[Work instructions]
Using the data below, find how many lines include the word "World" and report that figure alone.

[Working data]
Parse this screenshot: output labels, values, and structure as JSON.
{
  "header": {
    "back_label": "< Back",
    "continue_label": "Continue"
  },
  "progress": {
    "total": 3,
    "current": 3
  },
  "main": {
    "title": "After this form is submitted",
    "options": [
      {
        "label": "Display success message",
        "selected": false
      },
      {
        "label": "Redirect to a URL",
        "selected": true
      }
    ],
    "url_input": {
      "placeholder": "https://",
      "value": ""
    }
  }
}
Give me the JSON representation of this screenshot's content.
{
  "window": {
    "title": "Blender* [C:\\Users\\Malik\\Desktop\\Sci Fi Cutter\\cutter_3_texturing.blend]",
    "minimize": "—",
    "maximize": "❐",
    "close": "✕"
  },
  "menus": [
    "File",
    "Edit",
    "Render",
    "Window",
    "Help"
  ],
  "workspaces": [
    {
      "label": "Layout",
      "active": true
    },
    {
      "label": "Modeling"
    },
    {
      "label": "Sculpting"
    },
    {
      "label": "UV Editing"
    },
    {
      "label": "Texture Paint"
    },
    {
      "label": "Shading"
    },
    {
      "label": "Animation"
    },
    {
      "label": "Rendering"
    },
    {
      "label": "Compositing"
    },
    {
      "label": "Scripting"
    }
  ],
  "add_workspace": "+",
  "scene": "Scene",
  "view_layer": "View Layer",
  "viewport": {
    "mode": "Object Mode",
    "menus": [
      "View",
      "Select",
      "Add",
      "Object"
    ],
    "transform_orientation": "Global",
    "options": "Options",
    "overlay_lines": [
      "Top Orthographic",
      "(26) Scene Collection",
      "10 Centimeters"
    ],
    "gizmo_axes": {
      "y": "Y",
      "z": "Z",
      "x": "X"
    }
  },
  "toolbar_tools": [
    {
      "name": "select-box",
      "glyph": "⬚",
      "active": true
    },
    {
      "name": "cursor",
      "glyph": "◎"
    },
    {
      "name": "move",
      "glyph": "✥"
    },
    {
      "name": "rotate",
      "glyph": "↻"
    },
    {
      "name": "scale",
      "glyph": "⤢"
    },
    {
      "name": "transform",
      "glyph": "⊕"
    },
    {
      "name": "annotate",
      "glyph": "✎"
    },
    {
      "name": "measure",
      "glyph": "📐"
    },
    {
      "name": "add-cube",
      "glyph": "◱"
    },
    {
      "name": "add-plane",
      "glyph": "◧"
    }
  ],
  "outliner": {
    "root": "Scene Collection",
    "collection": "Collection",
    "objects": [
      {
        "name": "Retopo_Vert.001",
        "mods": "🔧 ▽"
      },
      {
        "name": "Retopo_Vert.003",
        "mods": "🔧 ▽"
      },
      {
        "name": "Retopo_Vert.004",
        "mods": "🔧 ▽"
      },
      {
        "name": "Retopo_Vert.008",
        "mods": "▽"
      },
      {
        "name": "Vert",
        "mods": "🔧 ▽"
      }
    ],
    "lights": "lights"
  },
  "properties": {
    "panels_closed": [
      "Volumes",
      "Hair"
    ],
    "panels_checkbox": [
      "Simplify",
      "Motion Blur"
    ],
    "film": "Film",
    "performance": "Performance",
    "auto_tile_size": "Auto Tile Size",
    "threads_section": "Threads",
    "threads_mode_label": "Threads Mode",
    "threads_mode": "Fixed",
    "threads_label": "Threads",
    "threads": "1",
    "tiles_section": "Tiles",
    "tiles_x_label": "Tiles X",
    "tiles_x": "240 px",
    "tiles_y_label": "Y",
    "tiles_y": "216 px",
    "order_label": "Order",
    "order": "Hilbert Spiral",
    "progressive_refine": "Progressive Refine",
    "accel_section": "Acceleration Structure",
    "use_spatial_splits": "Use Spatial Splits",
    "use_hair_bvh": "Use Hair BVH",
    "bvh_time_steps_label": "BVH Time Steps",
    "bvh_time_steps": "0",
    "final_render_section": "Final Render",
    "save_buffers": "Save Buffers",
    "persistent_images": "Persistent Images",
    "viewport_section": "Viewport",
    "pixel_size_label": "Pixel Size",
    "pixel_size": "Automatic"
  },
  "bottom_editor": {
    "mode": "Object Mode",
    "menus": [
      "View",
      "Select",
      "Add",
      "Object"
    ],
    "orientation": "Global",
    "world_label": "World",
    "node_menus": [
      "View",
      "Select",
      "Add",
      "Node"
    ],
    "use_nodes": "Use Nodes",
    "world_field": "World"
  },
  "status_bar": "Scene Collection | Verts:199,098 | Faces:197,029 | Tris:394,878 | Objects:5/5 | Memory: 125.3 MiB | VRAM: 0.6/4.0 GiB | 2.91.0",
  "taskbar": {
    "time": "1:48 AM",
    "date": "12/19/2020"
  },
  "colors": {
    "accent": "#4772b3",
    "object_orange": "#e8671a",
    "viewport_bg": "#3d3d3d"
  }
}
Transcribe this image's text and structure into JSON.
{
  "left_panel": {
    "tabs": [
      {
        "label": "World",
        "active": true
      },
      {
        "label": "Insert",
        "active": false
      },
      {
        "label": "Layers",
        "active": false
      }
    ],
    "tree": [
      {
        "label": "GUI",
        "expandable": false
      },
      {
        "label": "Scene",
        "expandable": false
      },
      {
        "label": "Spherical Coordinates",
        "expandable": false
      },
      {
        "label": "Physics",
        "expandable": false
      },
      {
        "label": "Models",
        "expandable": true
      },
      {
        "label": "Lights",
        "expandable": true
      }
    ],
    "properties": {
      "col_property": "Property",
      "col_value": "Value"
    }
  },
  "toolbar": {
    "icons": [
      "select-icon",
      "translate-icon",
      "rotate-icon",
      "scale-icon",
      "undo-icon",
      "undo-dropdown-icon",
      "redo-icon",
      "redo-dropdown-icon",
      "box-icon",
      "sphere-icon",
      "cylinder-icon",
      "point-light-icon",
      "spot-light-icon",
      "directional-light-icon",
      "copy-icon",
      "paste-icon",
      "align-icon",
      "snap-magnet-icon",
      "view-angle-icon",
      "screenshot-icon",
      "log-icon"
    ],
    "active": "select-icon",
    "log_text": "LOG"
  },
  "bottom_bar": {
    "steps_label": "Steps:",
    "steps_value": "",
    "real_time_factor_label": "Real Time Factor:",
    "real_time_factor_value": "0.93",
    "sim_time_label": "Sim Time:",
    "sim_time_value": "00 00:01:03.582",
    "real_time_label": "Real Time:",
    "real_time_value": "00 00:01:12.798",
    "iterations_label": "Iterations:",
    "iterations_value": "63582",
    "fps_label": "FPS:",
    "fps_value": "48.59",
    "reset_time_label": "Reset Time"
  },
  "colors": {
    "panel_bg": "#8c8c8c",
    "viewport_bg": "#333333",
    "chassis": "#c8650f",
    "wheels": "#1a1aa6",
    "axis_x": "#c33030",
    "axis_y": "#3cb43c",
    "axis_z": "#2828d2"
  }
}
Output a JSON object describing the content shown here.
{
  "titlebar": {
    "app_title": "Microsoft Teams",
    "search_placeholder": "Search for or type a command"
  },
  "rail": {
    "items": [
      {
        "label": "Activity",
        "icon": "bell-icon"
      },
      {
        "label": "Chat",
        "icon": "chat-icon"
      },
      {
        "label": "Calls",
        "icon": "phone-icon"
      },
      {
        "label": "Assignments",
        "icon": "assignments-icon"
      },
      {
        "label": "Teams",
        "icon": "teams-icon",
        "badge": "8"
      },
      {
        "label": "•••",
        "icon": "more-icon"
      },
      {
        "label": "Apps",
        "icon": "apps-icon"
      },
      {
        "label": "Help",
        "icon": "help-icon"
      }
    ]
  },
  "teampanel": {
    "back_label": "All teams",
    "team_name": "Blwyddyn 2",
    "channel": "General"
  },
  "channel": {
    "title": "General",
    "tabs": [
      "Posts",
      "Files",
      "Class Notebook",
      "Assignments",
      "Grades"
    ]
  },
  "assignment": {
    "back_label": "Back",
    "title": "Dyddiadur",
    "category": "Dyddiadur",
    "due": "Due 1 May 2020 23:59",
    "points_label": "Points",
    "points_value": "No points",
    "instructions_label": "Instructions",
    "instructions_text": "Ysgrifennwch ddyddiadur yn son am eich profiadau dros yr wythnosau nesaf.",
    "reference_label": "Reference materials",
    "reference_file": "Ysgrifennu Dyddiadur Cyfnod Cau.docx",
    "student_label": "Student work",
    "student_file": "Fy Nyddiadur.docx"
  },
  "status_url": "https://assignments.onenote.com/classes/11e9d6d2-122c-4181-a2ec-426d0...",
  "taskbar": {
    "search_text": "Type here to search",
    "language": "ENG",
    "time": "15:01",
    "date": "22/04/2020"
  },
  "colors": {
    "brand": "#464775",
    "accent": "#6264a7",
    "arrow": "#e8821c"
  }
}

[Answer below]
3